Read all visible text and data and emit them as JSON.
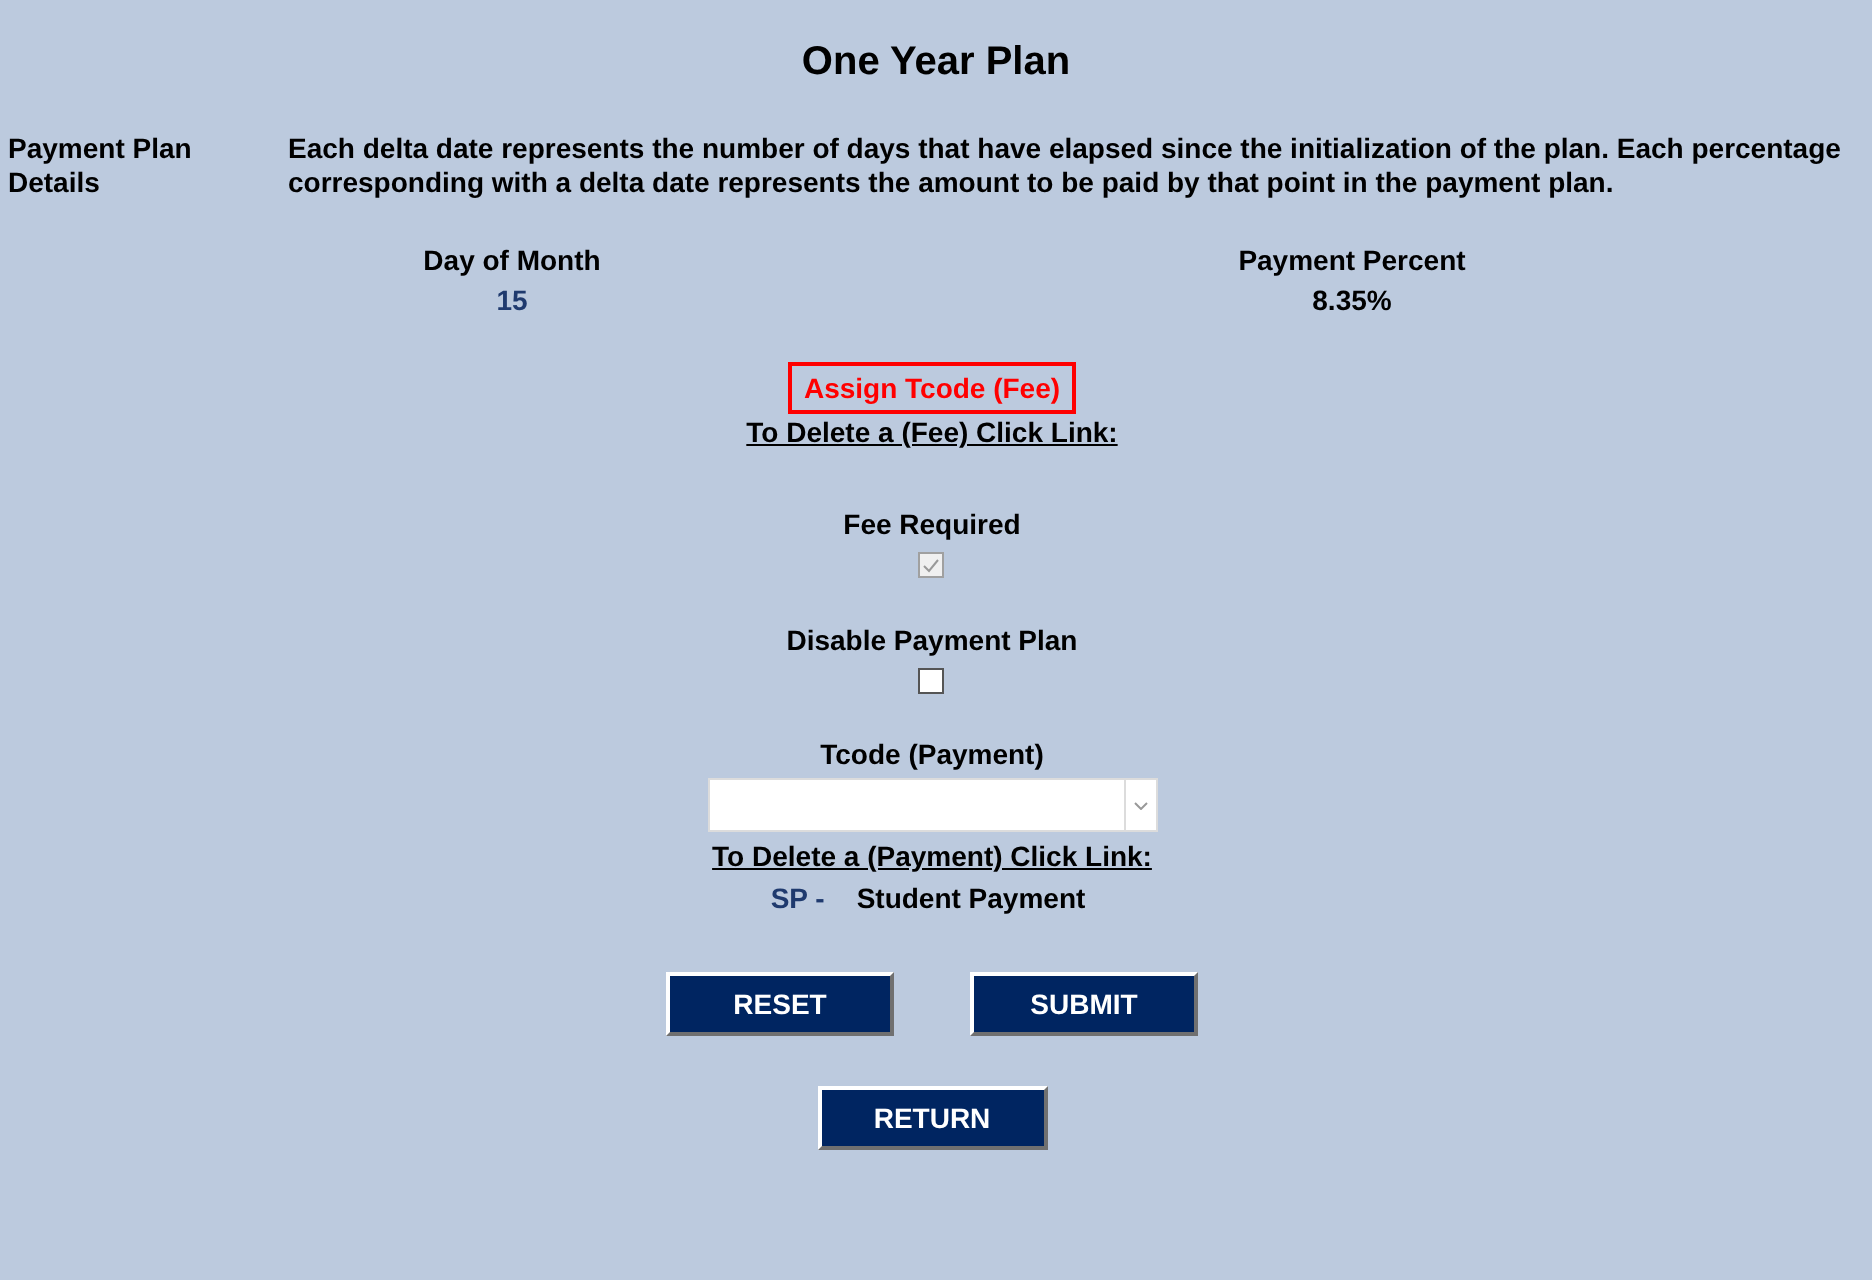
{
  "title": "One Year Plan",
  "details": {
    "label": "Payment Plan Details",
    "text": "Each delta date represents the number of days that have elapsed since the initialization of the plan. Each percentage corresponding with a delta date represents the amount to be paid by that point in the payment plan."
  },
  "schedule": {
    "columns": [
      "Day of Month",
      "Payment Percent"
    ],
    "rows": [
      [
        "15",
        "8.35%"
      ]
    ]
  },
  "fee_link": "Assign Tcode (Fee)",
  "fee_delete_heading": "To Delete a (Fee) Click Link:",
  "checkboxes": [
    {
      "label": "Fee Required",
      "checked": true,
      "disabled": true
    },
    {
      "label": "Disable Payment Plan",
      "checked": false,
      "disabled": false
    }
  ],
  "payment_select": {
    "label": "Tcode (Payment)"
  },
  "payment_delete_heading": "To Delete a (Payment) Click Link:",
  "payment_tcodes": [
    {
      "code": "SP -",
      "description": "Student Payment"
    }
  ],
  "buttons": [
    "RESET",
    "SUBMIT"
  ],
  "return_button": "RETURN"
}
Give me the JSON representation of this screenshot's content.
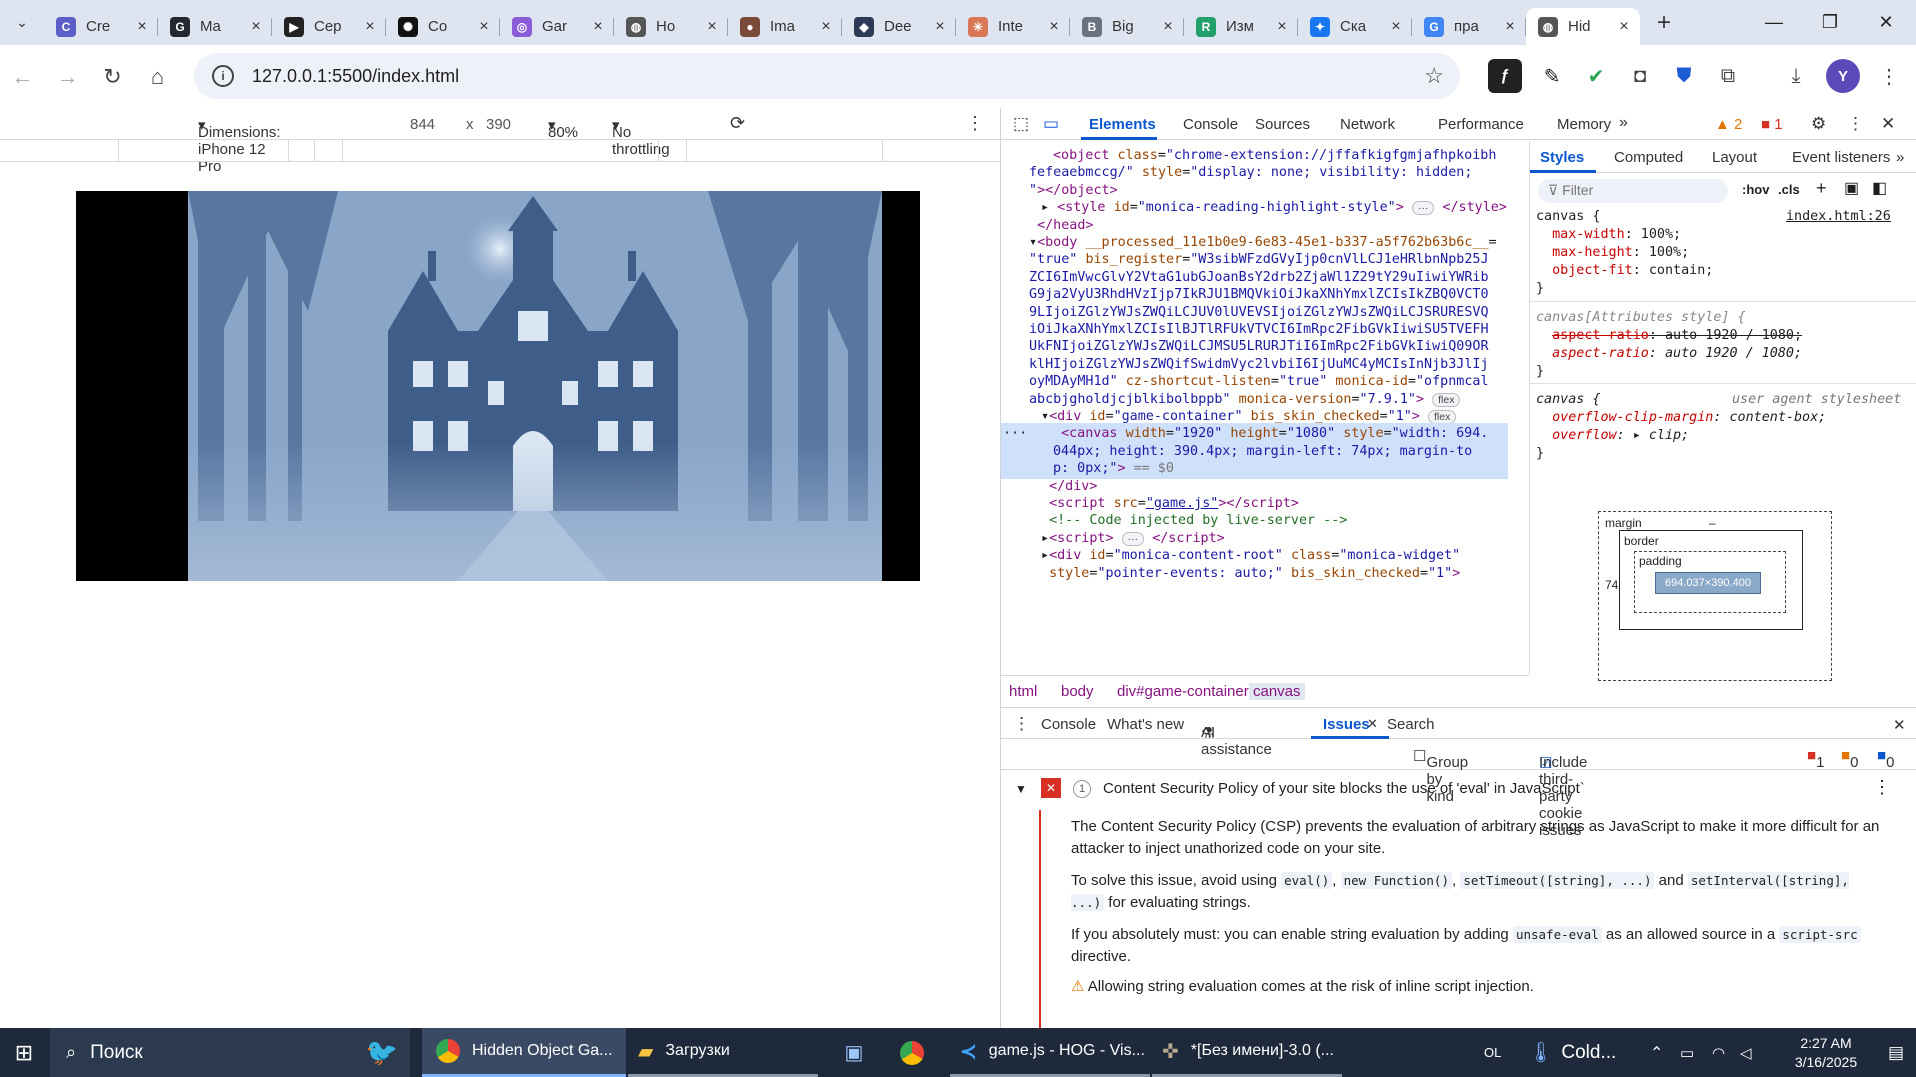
{
  "browser": {
    "tabs": [
      {
        "label": "Cre",
        "icon": "copilot-icon",
        "color": "#5b5fc7",
        "glyph": "C"
      },
      {
        "label": "Ma",
        "icon": "github-icon",
        "color": "#24292f",
        "glyph": "G"
      },
      {
        "label": "Сер",
        "icon": "clapperboard-icon",
        "color": "#222222",
        "glyph": "▶"
      },
      {
        "label": "Co",
        "icon": "openai-icon",
        "color": "#111111",
        "glyph": "✺"
      },
      {
        "label": "Gar",
        "icon": "spiral-icon",
        "color": "#8a5cd8",
        "glyph": "◎"
      },
      {
        "label": "Ho",
        "icon": "globe-icon",
        "color": "#555555",
        "glyph": "◍"
      },
      {
        "label": "Ima",
        "icon": "avatar-icon",
        "color": "#7a4a3a",
        "glyph": "●"
      },
      {
        "label": "Dee",
        "icon": "deepseek-icon",
        "color": "#2d3a55",
        "glyph": "◆"
      },
      {
        "label": "Inte",
        "icon": "claude-icon",
        "color": "#d97757",
        "glyph": "✳"
      },
      {
        "label": "Big",
        "icon": "bing-icon",
        "color": "#6b7280",
        "glyph": "B"
      },
      {
        "label": "Изм",
        "icon": "rp-icon",
        "color": "#22a06b",
        "glyph": "R"
      },
      {
        "label": "Ска",
        "icon": "butterfly-icon",
        "color": "#1877f2",
        "glyph": "✦"
      },
      {
        "label": "пра",
        "icon": "google-icon",
        "color": "#4285f4",
        "glyph": "G"
      },
      {
        "label": "Hid",
        "icon": "globe-icon",
        "color": "#555555",
        "glyph": "◍",
        "active": true
      }
    ],
    "url": "127.0.0.1:5500/index.html",
    "profile_initial": "Y"
  },
  "device_toolbar": {
    "dimensions_label": "Dimensions: iPhone 12 Pro",
    "width": "844",
    "times": "x",
    "height": "390",
    "zoom": "80%",
    "throttling": "No throttling"
  },
  "devtools": {
    "tabs": [
      "Elements",
      "Console",
      "Sources",
      "Network",
      "Performance",
      "Memory"
    ],
    "active_tab": "Elements",
    "warnings_count": "2",
    "errors_count": "1",
    "dom_lines": [
      {
        "indent": 2,
        "html": "<span class=\"tag\">&lt;object</span> <span class=\"attr\">class</span>=<span class=\"val\">\"chrome-extension://jffafkigfgmjafhpkoibh</span>"
      },
      {
        "indent": 0,
        "html": "<span class=\"val\">fefeaebmccg/\"</span> <span class=\"attr\">style</span>=<span class=\"val\">\"display: none; visibility: hidden;</span>"
      },
      {
        "indent": 0,
        "html": "<span class=\"val\">\"</span><span class=\"tag\">&gt;&lt;/object&gt;</span>"
      },
      {
        "indent": 1,
        "html": "▸ <span class=\"tag\">&lt;style</span> <span class=\"attr\">id</span>=<span class=\"val\">\"monica-reading-highlight-style\"</span><span class=\"tag\">&gt;</span> <span class=\"badge\">···</span> <span class=\"tag\">&lt;/style&gt;</span>"
      },
      {
        "indent": 0,
        "html": " <span class=\"tag\">&lt;/head&gt;</span>"
      },
      {
        "indent": 0,
        "html": "▾<span class=\"tag\">&lt;body</span> <span class=\"attr\">__processed_11e1b0e9-6e83-45e1-b337-a5f762b63b6c__</span>="
      },
      {
        "indent": 0,
        "html": "<span class=\"val\">\"true\"</span> <span class=\"attr\">bis_register</span>=<span class=\"val\">\"W3sibWFzdGVyIjp0cnVlLCJ1eHRlbnNpb25J</span>"
      },
      {
        "indent": 0,
        "html": "<span class=\"val\">ZCI6ImVwcGlvY2VtaG1ubGJoanBsY2drb2ZjaWl1Z29tY29uIiwiYWRib</span>"
      },
      {
        "indent": 0,
        "html": "<span class=\"val\">G9ja2VyU3RhdHVzIjp7IkRJU1BMQVkiOiJkaXNhYmxlZCIsIkZBQ0VCT0</span>"
      },
      {
        "indent": 0,
        "html": "<span class=\"val\">9LIjoiZGlzYWJsZWQiLCJUV0lUVEVSIjoiZGlzYWJsZWQiLCJSRURESVQ</span>"
      },
      {
        "indent": 0,
        "html": "<span class=\"val\">iOiJkaXNhYmxlZCIsIlBJTlRFUkVTVCI6ImRpc2FibGVkIiwiSU5TVEFH</span>"
      },
      {
        "indent": 0,
        "html": "<span class=\"val\">UkFNIjoiZGlzYWJsZWQiLCJMSU5LRURJTiI6ImRpc2FibGVkIiwiQ09OR</span>"
      },
      {
        "indent": 0,
        "html": "<span class=\"val\">klHIjoiZGlzYWJsZWQifSwidmVyc2lvbiI6IjUuMC4yMCIsInNjb3JlIj</span>"
      },
      {
        "indent": 0,
        "html": "<span class=\"val\">oyMDAyMH1d\"</span> <span class=\"attr\">cz-shortcut-listen</span>=<span class=\"val\">\"true\"</span> <span class=\"attr\">monica-id</span>=<span class=\"val\">\"ofpnmcal</span>"
      },
      {
        "indent": 0,
        "html": "<span class=\"val\">abcbjgholdjcjblkibolbppb\"</span> <span class=\"attr\">monica-version</span>=<span class=\"val\">\"7.9.1\"</span><span class=\"tag\">&gt;</span> <span class=\"badge\">flex</span>"
      },
      {
        "indent": 1,
        "html": "▾<span class=\"tag\">&lt;div</span> <span class=\"attr\">id</span>=<span class=\"val\">\"game-container\"</span> <span class=\"attr\">bis_skin_checked</span>=<span class=\"val\">\"1\"</span><span class=\"tag\">&gt;</span> <span class=\"badge\">flex</span>"
      },
      {
        "indent": 2,
        "html": " <span class=\"tag\">&lt;canvas</span> <span class=\"attr\">width</span>=<span class=\"val\">\"1920\"</span> <span class=\"attr\">height</span>=<span class=\"val\">\"1080\"</span> <span class=\"attr\">style</span>=<span class=\"val\">\"width: 694.</span>",
        "selected": true
      },
      {
        "indent": 2,
        "html": "<span class=\"val\">044px; height: 390.4px; margin-left: 74px; margin-to</span>",
        "selected": true
      },
      {
        "indent": 2,
        "html": "<span class=\"val\">p: 0px;\"</span><span class=\"tag\">&gt;</span> <span style=\"color:#777\">== $0</span>",
        "selected": true
      },
      {
        "indent": 1,
        "html": " <span class=\"tag\">&lt;/div&gt;</span>"
      },
      {
        "indent": 1,
        "html": " <span class=\"tag\">&lt;script</span> <span class=\"attr\">src</span>=<span class=\"val\" style=\"text-decoration:underline\">\"game.js\"</span><span class=\"tag\">&gt;&lt;/script&gt;</span>"
      },
      {
        "indent": 1,
        "html": " <span class=\"cmt\">&lt;!-- Code injected by live-server --&gt;</span>"
      },
      {
        "indent": 1,
        "html": "▸<span class=\"tag\">&lt;script&gt;</span> <span class=\"badge\">···</span> <span class=\"tag\">&lt;/script&gt;</span>"
      },
      {
        "indent": 1,
        "html": "▸<span class=\"tag\">&lt;div</span> <span class=\"attr\">id</span>=<span class=\"val\">\"monica-content-root\"</span> <span class=\"attr\">class</span>=<span class=\"val\">\"monica-widget\"</span>"
      },
      {
        "indent": 1,
        "html": " <span class=\"attr\">style</span>=<span class=\"val\">\"pointer-events: auto;\"</span> <span class=\"attr\">bis_skin_checked</span>=<span class=\"val\">\"1\"</span><span class=\"tag\">&gt;</span>"
      }
    ],
    "breadcrumbs": [
      "html",
      "body",
      "div#game-container",
      "canvas"
    ],
    "styles_tabs": [
      "Styles",
      "Computed",
      "Layout",
      "Event listeners"
    ],
    "filter_placeholder": "Filter",
    "hov": ":hov",
    "cls": ".cls",
    "rule1_source": "index.html:26",
    "rule1_html": "<span class=\"tag\" style=\"color:#1f1f1f\">canvas {</span><br>&nbsp;&nbsp;<span style=\"color:#c80000\">max-width</span>: 100%;<br>&nbsp;&nbsp;<span style=\"color:#c80000\">max-height</span>: 100%;<br>&nbsp;&nbsp;<span style=\"color:#c80000\">object-fit</span>: contain;<br>}",
    "rule2_html": "<i style=\"color:#888\">canvas[Attributes style] {</i><br>&nbsp;&nbsp;<s style=\"color:#c80000\">aspect-ratio</s><s>: auto 1920 / 1080;</s><br>&nbsp;&nbsp;<i><span style=\"color:#c80000\">aspect-ratio</span>: auto 1920 / 1080;</i><br>}",
    "rule3_source": "user agent stylesheet",
    "rule3_html": "<i>canvas {</i><br>&nbsp;&nbsp;<i><span style=\"color:#c80000\">overflow-clip-margin</span>: content-box;</i><br>&nbsp;&nbsp;<i><span style=\"color:#c80000\">overflow</span>: ▸ clip;</i><br>}",
    "box_model": {
      "margin_label": "margin",
      "border_label": "border",
      "padding_label": "padding",
      "content": "694.037×390.400",
      "margin_left": "74",
      "dash": "–"
    },
    "drawer_tabs": [
      "Console",
      "What's new",
      "AI assistance",
      "Issues",
      "Search"
    ],
    "group_by_kind": "Group by kind",
    "include_third_party": "Include third-party cookie issues",
    "issue_counts": {
      "errors": "1",
      "warnings": "0",
      "info": "0"
    },
    "issue": {
      "count": "1",
      "title": "Content Security Policy of your site blocks the use of 'eval' in JavaScript`",
      "p1": "The Content Security Policy (CSP) prevents the evaluation of arbitrary strings as JavaScript to make it more difficult for an attacker to inject unathorized code on your site.",
      "p2_html": "To solve this issue, avoid using <code>eval()</code>, <code>new Function()</code>, <code>setTimeout([string], ...)</code> and <code>setInterval([string], ...)</code> for evaluating strings.",
      "p3_html": "If you absolutely must: you can enable string evaluation by adding <code>unsafe-eval</code> as an allowed source in a <code>script-src</code> directive.",
      "warning": "Allowing string evaluation comes at the risk of inline script injection."
    }
  },
  "taskbar": {
    "search": "Поиск",
    "apps": [
      {
        "label": "Hidden Object Ga...",
        "icon": "chrome-icon"
      },
      {
        "label": "Загрузки",
        "icon": "folder-icon"
      },
      {
        "label": "",
        "icon": "monitor-icon"
      },
      {
        "label": "",
        "icon": "chrome-icon"
      },
      {
        "label": "game.js - HOG - Vis...",
        "icon": "vscode-icon"
      },
      {
        "label": "*[Без имени]-3.0 (...",
        "icon": "gimp-icon"
      }
    ],
    "layout": "OL",
    "weather": "Cold...",
    "time": "2:27 AM",
    "date": "3/16/2025"
  }
}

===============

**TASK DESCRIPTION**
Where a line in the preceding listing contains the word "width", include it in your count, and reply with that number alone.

**ANSWER TO THIS EXERCISE**
3